At the beginning of the second week of war all-out, a 40 mile column of Russian military hardware formed a noose around Kyiv. Yet Zelensky’s advisers assured me that spirits remained high. “We all get what’s at stake,” Yermak, his chief of staff, wrote me. “Our freedom. “The very existence of the state. So we’re working flat out, beyond the limits of our strength.” Apart from commanding his military forces, the President’s days were packed with phone calls of support from around the world: the Prime Ministers of Japan, Norway, Israel, and India; the Presidents of Poland, France, and the U.S.; the King and Queen of the Netherlands; the Orthodox Patriarch in Istanbul; even the Pope.

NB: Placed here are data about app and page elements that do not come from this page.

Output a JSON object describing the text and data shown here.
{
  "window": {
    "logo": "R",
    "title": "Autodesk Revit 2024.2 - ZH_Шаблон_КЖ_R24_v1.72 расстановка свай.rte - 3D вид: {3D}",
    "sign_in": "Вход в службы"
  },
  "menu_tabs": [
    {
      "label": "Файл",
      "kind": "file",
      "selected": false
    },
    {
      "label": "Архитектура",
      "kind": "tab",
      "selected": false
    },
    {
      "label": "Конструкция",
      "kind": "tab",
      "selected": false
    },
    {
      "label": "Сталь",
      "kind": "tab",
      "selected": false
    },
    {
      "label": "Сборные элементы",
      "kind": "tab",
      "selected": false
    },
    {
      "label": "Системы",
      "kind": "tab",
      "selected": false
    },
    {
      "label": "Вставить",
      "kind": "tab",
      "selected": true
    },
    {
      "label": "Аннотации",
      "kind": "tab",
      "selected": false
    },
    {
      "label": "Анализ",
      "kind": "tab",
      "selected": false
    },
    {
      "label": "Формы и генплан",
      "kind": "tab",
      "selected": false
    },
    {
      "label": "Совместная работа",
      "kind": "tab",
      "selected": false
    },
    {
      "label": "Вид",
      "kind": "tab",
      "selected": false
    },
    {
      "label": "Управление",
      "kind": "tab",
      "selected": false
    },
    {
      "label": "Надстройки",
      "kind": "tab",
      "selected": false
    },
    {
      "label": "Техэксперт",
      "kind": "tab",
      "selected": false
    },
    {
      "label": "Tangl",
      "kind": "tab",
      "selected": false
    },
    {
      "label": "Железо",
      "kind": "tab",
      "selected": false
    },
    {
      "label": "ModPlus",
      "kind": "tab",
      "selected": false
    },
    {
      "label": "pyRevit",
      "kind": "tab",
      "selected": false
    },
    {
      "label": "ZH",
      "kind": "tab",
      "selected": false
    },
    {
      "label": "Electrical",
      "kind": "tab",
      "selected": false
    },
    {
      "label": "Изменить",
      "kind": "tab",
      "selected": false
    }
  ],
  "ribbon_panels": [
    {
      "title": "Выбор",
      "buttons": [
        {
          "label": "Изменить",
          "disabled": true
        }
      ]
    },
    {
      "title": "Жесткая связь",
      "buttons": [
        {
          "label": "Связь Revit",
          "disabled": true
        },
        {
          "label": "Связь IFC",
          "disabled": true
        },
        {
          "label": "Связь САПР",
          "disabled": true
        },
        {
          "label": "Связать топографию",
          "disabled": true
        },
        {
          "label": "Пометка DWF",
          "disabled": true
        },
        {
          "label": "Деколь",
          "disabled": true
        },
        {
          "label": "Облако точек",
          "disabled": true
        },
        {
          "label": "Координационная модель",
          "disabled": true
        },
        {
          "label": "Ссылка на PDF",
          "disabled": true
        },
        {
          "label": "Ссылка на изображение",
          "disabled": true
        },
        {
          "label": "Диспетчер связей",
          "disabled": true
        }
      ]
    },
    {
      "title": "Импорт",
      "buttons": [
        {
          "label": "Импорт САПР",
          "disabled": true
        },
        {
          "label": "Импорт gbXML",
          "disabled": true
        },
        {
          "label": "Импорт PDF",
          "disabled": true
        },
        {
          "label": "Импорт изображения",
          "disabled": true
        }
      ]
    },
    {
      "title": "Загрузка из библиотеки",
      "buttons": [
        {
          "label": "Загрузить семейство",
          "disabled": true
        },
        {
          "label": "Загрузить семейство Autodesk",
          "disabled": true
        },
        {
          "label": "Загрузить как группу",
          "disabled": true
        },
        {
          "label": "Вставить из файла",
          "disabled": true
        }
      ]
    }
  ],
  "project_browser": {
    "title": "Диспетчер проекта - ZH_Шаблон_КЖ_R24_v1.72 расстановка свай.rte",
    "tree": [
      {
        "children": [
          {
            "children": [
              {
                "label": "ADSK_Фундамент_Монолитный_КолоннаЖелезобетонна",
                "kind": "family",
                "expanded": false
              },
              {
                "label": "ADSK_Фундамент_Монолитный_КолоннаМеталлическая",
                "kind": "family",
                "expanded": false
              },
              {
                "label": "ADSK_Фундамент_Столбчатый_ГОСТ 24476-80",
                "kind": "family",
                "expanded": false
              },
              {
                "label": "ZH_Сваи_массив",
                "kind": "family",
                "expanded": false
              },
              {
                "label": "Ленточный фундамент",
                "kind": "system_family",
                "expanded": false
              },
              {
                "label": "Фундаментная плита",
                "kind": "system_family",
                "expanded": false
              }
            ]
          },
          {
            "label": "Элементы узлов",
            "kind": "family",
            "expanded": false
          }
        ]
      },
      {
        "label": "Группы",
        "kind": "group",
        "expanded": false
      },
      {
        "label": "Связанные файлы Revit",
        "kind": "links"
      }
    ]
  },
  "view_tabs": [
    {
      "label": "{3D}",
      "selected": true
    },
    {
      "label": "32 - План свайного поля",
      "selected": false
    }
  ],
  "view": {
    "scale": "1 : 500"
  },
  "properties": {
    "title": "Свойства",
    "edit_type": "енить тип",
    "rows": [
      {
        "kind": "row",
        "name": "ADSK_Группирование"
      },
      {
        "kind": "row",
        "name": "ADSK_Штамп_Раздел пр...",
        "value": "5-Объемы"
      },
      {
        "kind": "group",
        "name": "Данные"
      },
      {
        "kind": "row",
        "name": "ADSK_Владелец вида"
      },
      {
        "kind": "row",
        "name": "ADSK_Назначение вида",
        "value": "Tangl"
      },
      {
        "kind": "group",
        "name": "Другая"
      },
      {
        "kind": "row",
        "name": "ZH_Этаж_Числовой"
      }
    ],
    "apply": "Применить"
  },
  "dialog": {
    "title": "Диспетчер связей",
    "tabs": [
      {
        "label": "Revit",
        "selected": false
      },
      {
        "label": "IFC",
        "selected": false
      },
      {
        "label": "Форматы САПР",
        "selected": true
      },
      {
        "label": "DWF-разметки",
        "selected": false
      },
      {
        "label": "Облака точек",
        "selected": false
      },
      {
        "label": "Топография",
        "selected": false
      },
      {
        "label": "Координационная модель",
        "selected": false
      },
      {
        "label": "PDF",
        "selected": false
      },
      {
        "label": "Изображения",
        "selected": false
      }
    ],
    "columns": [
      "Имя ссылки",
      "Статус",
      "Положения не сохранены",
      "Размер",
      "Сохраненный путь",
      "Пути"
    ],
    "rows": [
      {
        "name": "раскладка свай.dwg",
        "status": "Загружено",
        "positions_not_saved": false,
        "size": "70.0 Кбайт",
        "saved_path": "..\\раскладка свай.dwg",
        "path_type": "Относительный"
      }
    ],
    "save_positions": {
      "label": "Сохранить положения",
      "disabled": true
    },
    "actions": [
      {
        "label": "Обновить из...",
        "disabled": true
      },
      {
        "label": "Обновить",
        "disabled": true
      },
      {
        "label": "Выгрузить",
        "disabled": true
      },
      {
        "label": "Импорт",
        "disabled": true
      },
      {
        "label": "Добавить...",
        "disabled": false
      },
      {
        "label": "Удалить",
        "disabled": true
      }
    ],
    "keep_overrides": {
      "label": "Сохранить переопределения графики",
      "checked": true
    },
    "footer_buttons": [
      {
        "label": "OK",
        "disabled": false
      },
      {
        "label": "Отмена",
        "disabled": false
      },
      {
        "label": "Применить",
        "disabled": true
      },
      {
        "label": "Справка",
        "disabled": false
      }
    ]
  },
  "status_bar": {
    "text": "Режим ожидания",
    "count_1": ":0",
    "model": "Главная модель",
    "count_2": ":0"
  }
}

Ukraine’s leader and every promise of assistance and prayer for safetykeeping seemed to have transcended their role as aggressors. Their courage was an example for all who see them. You can’t fake this kind of courage. And there is no way to know if you have it up until it is most needed. Zelensky may have experienced that moment on the second night after the invasion, February 25. He walked outside his office into the winter air, surrounded by his closest aides, and filmed a simple message on his phone: “We are all here.”

—With reporting by Alejandro de la Garza, W.J. Hennigan and Nik Popli are reporting.

Read More From Time

Reach out to usAt


Related Articles

Back to top button